First of all I would like to put a disclaimer up front that I am not a psychologist so what you are about to read is completely unscientific. But it is based on the life experience of a single dad, so there is some validity here.
If you have read my blog, it may seem like I have a prejudice against teenagers. There is probably some truth to that, but I feel like I need to defend my position. To do that I will be discussing the development stages of a child. 0-2 years, 3-5 years, 5-12 years, and TEENAGERS!
0-2 years is probably my favorite age of a child. Even though it starts out with those sleepless nights and all the diapers, babies are so cute and fun. It is easy to make them smile and they are just starting to form words. Of course most kids will say "Dada" as their first word, which just confirms why I love this age so much.
But that doesn't last long because then comes the "Terrible Twos"! A catch phrase like that doesn't just appear out of thin air. Years of parental experience go into coming up with a phrase like the "Terrible Twos". They call it the Terrible Twos because this is about the time that kids learn the word "NO!" But they don't have a grasp on the rest of the English language so "NO", "Mine" and "Screaming at the top of their lungs" are about the extent of their vocabulary. This makes it impossible to reason with a 2-year-old. Just try to explain to a 2-year-old why climbing around on the ground under the table at Denny's is not a healthy activity. All they want is to get that crayon they dropped. Then instead of coloring with the crayon, they eat it! This developmental stage lasts from about age 2 to 5 and is the primary reason most Dads work overtime and take a lot of business trips.

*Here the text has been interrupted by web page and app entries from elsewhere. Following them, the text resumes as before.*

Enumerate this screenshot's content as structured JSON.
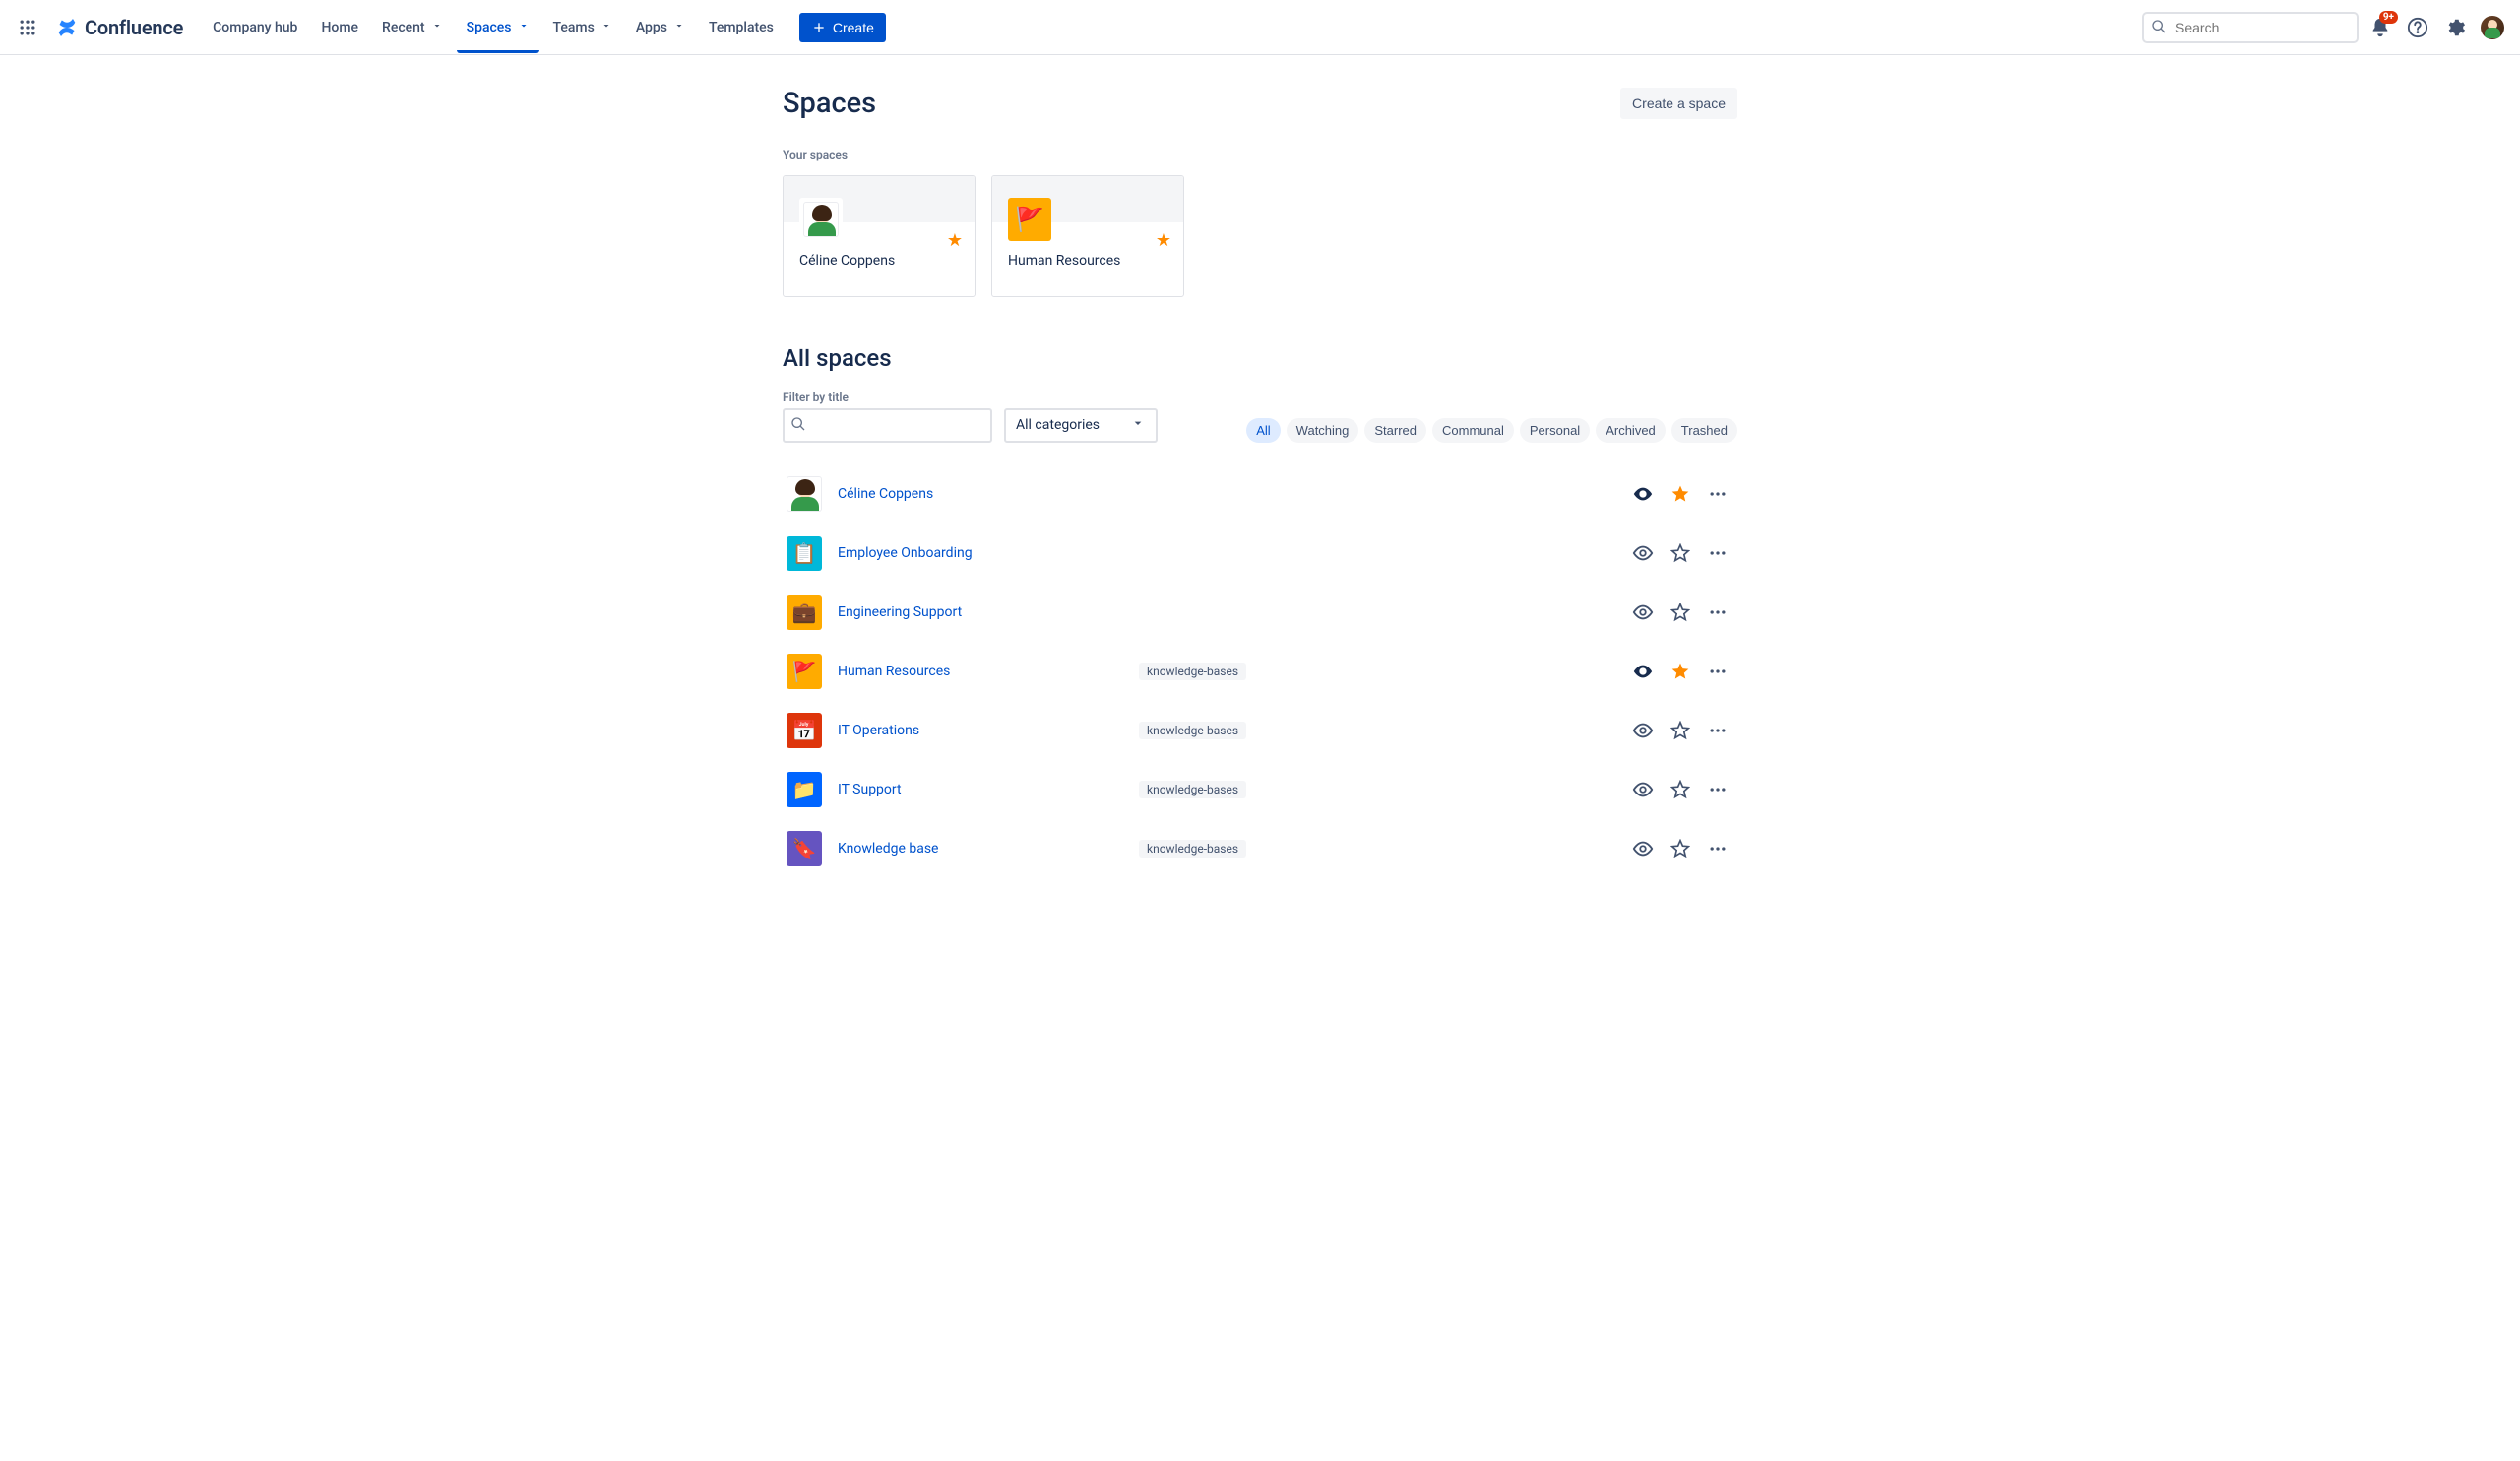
{
  "nav": {
    "product": "Confluence",
    "items": [
      {
        "label": "Company hub",
        "dropdown": false,
        "active": false
      },
      {
        "label": "Home",
        "dropdown": false,
        "active": false
      },
      {
        "label": "Recent",
        "dropdown": true,
        "active": false
      },
      {
        "label": "Spaces",
        "dropdown": true,
        "active": true
      },
      {
        "label": "Teams",
        "dropdown": true,
        "active": false
      },
      {
        "label": "Apps",
        "dropdown": true,
        "active": false
      },
      {
        "label": "Templates",
        "dropdown": false,
        "active": false
      }
    ],
    "create_label": "Create",
    "search_placeholder": "Search",
    "notification_badge": "9+"
  },
  "page": {
    "title": "Spaces",
    "create_space_label": "Create a space"
  },
  "your_spaces": {
    "heading": "Your spaces",
    "cards": [
      {
        "name": "Céline Coppens",
        "icon": "person"
      },
      {
        "name": "Human Resources",
        "icon": "flag"
      }
    ]
  },
  "all_spaces": {
    "heading": "All spaces",
    "filter_label": "Filter by title",
    "category_label": "All categories",
    "pills": [
      "All",
      "Watching",
      "Starred",
      "Communal",
      "Personal",
      "Archived",
      "Trashed"
    ],
    "active_pill": "All",
    "rows": [
      {
        "name": "Céline Coppens",
        "icon": "person",
        "icon_bg": "#FFFFFF",
        "tag": "",
        "watching": true,
        "starred": true
      },
      {
        "name": "Employee Onboarding",
        "icon": "📋",
        "icon_bg": "#00B8D9",
        "tag": "",
        "watching": false,
        "starred": false
      },
      {
        "name": "Engineering Support",
        "icon": "💼",
        "icon_bg": "#FFAB00",
        "tag": "",
        "watching": false,
        "starred": false
      },
      {
        "name": "Human Resources",
        "icon": "🚩",
        "icon_bg": "#FFAB00",
        "tag": "knowledge-bases",
        "watching": true,
        "starred": true
      },
      {
        "name": "IT Operations",
        "icon": "📅",
        "icon_bg": "#DE350B",
        "tag": "knowledge-bases",
        "watching": false,
        "starred": false
      },
      {
        "name": "IT Support",
        "icon": "📁",
        "icon_bg": "#0065FF",
        "tag": "knowledge-bases",
        "watching": false,
        "starred": false
      },
      {
        "name": "Knowledge base",
        "icon": "🔖",
        "icon_bg": "#6554C0",
        "tag": "knowledge-bases",
        "watching": false,
        "starred": false
      }
    ]
  }
}
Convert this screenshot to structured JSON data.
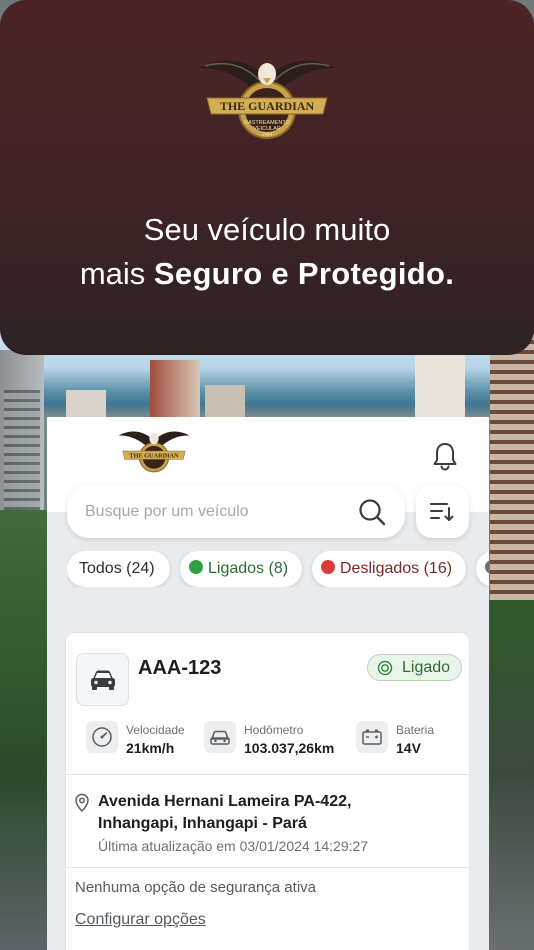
{
  "colors": {
    "brand_dark": "#4d2426",
    "ligado_green": "#2ea043",
    "desligado_red": "#d93a3a",
    "gold": "#c8a04a"
  },
  "hero": {
    "logo_icon": "the-guardian-eagle-logo",
    "logo_text": "THE GUARDIAN",
    "logo_subtext": "RASTREAMENTO VEICULAR 24H",
    "tagline_line1": "Seu veículo muito",
    "tagline_line2_prefix": "mais ",
    "tagline_line2_bold": "Seguro e Protegido."
  },
  "header": {
    "logo_icon": "the-guardian-eagle-logo",
    "bell_icon": "bell-icon"
  },
  "search": {
    "placeholder": "Busque por um veículo",
    "search_icon": "search-icon",
    "sort_icon": "sort-icon"
  },
  "filters": [
    {
      "label": "Todos (24)",
      "dot": ""
    },
    {
      "label": "Ligados (8)",
      "dot": "green"
    },
    {
      "label": "Desligados (16)",
      "dot": "red"
    }
  ],
  "vehicle": {
    "icon": "car-icon",
    "plate": "AAA-123",
    "status": "Ligado",
    "metrics": [
      {
        "icon": "speedometer-icon",
        "label": "Velocidade",
        "value": "21km/h"
      },
      {
        "icon": "odometer-icon",
        "label": "Hodômetro",
        "value": "103.037,26km"
      },
      {
        "icon": "battery-icon",
        "label": "Bateria",
        "value": "14V"
      }
    ],
    "address": "Avenida Hernani Lameira PA-422, Inhangapi, Inhangapi - Pará",
    "last_update": "Última atualização em 03/01/2024 14:29:27",
    "security_text": "Nenhuma opção de segurança ativa",
    "configure_link": "Configurar opções"
  }
}
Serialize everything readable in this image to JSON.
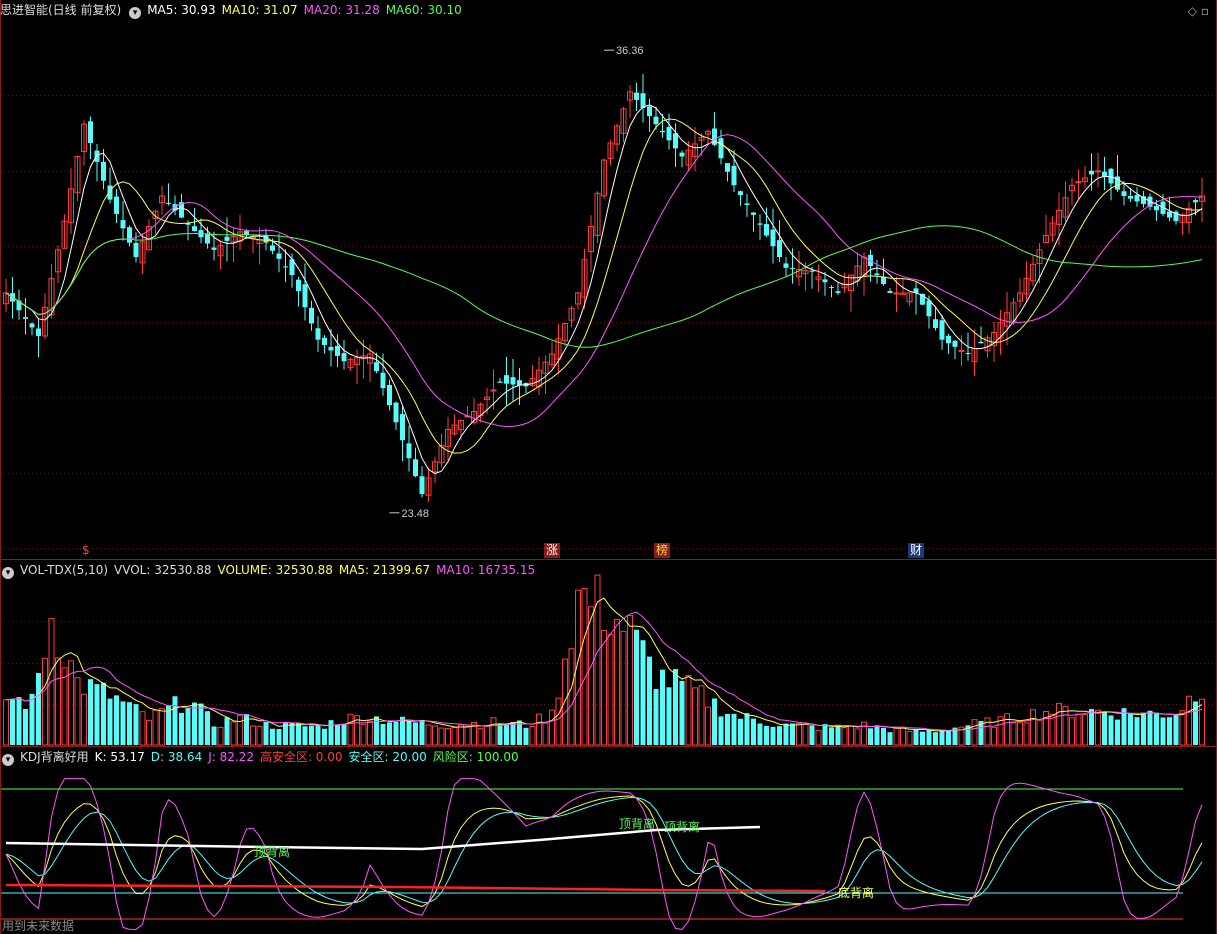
{
  "price_panel": {
    "title": "思进智能(日线 前复权)",
    "ma5": "MA5: 30.93",
    "ma10": "MA10: 31.07",
    "ma20": "MA20: 31.28",
    "ma60": "MA60: 30.10",
    "high_label": "36.36",
    "low_label": "23.48",
    "markers": [
      "$",
      "涨",
      "榜",
      "财"
    ],
    "y_range": [
      22.5,
      37.2
    ],
    "colors": {
      "up": "#ff3c3c",
      "down": "#54fcfc",
      "ma5": "#ffffff",
      "ma10": "#ffff54",
      "ma20": "#ff54ff",
      "ma60": "#54fc54"
    }
  },
  "volume_panel": {
    "title": "VOL-TDX(5,10)",
    "vvol": "VVOL: 32530.88",
    "volume": "VOLUME: 32530.88",
    "ma5": "MA5: 21399.67",
    "ma10": "MA10: 16735.15"
  },
  "kdj_panel": {
    "title": "KDJ背离好用",
    "k": "K: 53.17",
    "d": "D: 38.64",
    "j": "J: 82.22",
    "high_safe": "高安全区: 0.00",
    "safe": "安全区: 20.00",
    "risk": "风险区: 100.00",
    "top_div_1": "顶背离",
    "top_div_2": "顶背离",
    "top_div_3": "顶背离",
    "bottom_div": "底背离"
  },
  "footer": {
    "text": "用到未来数据"
  },
  "corner": {
    "settings": "◇",
    "close": "▫"
  },
  "chart_data": {
    "type": "candlestick",
    "title": "思进智能(日线 前复权)",
    "ylim": [
      22.5,
      37.2
    ],
    "annotations": {
      "high": 36.36,
      "low": 23.48
    },
    "anchors": [
      [
        0,
        29.6
      ],
      [
        5,
        28.4
      ],
      [
        9,
        31.6
      ],
      [
        12,
        34.3
      ],
      [
        16,
        32.2
      ],
      [
        20,
        30.6
      ],
      [
        24,
        32.3
      ],
      [
        28,
        31.5
      ],
      [
        32,
        30.8
      ],
      [
        36,
        31.3
      ],
      [
        40,
        31.0
      ],
      [
        44,
        30.1
      ],
      [
        48,
        28.3
      ],
      [
        52,
        27.7
      ],
      [
        56,
        27.9
      ],
      [
        60,
        26.0
      ],
      [
        64,
        24.0
      ],
      [
        68,
        25.8
      ],
      [
        72,
        26.3
      ],
      [
        76,
        27.1
      ],
      [
        80,
        27.0
      ],
      [
        84,
        27.9
      ],
      [
        88,
        29.6
      ],
      [
        92,
        33.3
      ],
      [
        96,
        35.2
      ],
      [
        100,
        34.3
      ],
      [
        104,
        33.4
      ],
      [
        108,
        34.1
      ],
      [
        112,
        32.6
      ],
      [
        116,
        31.5
      ],
      [
        120,
        30.3
      ],
      [
        124,
        30.2
      ],
      [
        128,
        29.6
      ],
      [
        132,
        30.6
      ],
      [
        136,
        29.6
      ],
      [
        140,
        29.6
      ],
      [
        144,
        28.3
      ],
      [
        148,
        27.9
      ],
      [
        152,
        28.5
      ],
      [
        156,
        29.6
      ],
      [
        160,
        31.2
      ],
      [
        164,
        32.6
      ],
      [
        168,
        33.0
      ],
      [
        172,
        32.3
      ],
      [
        176,
        32.0
      ],
      [
        180,
        31.6
      ],
      [
        184,
        32.3
      ]
    ],
    "volume_anchors": [
      [
        0,
        9500
      ],
      [
        4,
        8500
      ],
      [
        7,
        25500
      ],
      [
        11,
        12500
      ],
      [
        16,
        10000
      ],
      [
        22,
        5200
      ],
      [
        28,
        9200
      ],
      [
        32,
        4200
      ],
      [
        36,
        5500
      ],
      [
        40,
        4000
      ],
      [
        44,
        3900
      ],
      [
        48,
        3700
      ],
      [
        52,
        5200
      ],
      [
        56,
        5600
      ],
      [
        60,
        4800
      ],
      [
        64,
        4400
      ],
      [
        68,
        4100
      ],
      [
        72,
        4300
      ],
      [
        76,
        4500
      ],
      [
        80,
        4000
      ],
      [
        84,
        6000
      ],
      [
        88,
        29800
      ],
      [
        92,
        27500
      ],
      [
        96,
        22500
      ],
      [
        100,
        14000
      ],
      [
        104,
        12000
      ],
      [
        108,
        9000
      ],
      [
        112,
        6000
      ],
      [
        116,
        4800
      ],
      [
        120,
        4000
      ],
      [
        124,
        3600
      ],
      [
        128,
        3500
      ],
      [
        132,
        3900
      ],
      [
        136,
        3200
      ],
      [
        140,
        2700
      ],
      [
        144,
        3000
      ],
      [
        148,
        4000
      ],
      [
        152,
        4600
      ],
      [
        156,
        5500
      ],
      [
        160,
        6800
      ],
      [
        164,
        6800
      ],
      [
        168,
        6800
      ],
      [
        172,
        6500
      ],
      [
        176,
        6300
      ],
      [
        180,
        6400
      ],
      [
        184,
        12000
      ]
    ],
    "volume_max": 33000,
    "kdj_levels": {
      "high_safe": 0,
      "safe": 20,
      "risk": 100
    },
    "kdj_last": {
      "K": 53.17,
      "D": 38.64,
      "J": 82.22
    }
  }
}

Then mercifully children reach the age of five and have finally grasped enough of the English language that you can actually reason with them. They understand that Santa will leave a lump of coal in their stocking if they are not good. You can go five years on that explanation alone. And this is also the age when children begin to see their fathers as some sort of super hero that can leap tall buildings and unlock the mystery of riding a two wheel bike without training wheels. If you have a child that is between the age of 5 and 12, relish this time, because the next developmental stage is TEENAGER!
I don't really understand Einstein's theory of relativity or the notion of time travel, but somehow teenagers revert back to the developmental stage of the "Terrible Twos". It is as if they have just learned the word "NO!", but have very little comprehension of the rest of the English language. Trying to reason with a teenager is not much different then trying to reason with a 2-year-old. And forget about the super hero image. You have now been demoted from super hero to circus clown. You can almost hear that circus music playing in the background as you interact with your teenager. But circus clown is not the only circus act you will perform. You also get to be the lion tamer, tightrope walker, juggler, and mind reader. And of course your teenager plays the part of the ring master.
The reason I am bringing up the topic of the developmental stages of children is because of the Positive Discipline Tool Card this week "Allowance". I was very excited to introduce this tool card at our family meeting. I even wrote in my previous post that this might earn me a father of the year nomination. So I kept the card hidden to I could reveal it during our family meeting like a magician pulling the ace of spades from the deck. So I had my daughter do a drum roll on the table and "TADA!" this week's tool card is "Allowance"!
My daughter let out a "Yay!" (which I considered an appropriate response to allowance) But my teenage son said "We don't need an allowance, what we are doing is fine." Huh??? The ring master doesn't like the allowance tool card? Perhaps if I swallow a sword or breath fire he would be impressed? Suddenly I'm back at Denny's trying to get him off the floor and to stop eating the crayons.
In closing here is a short video in honor of all the parents of teenagers out there!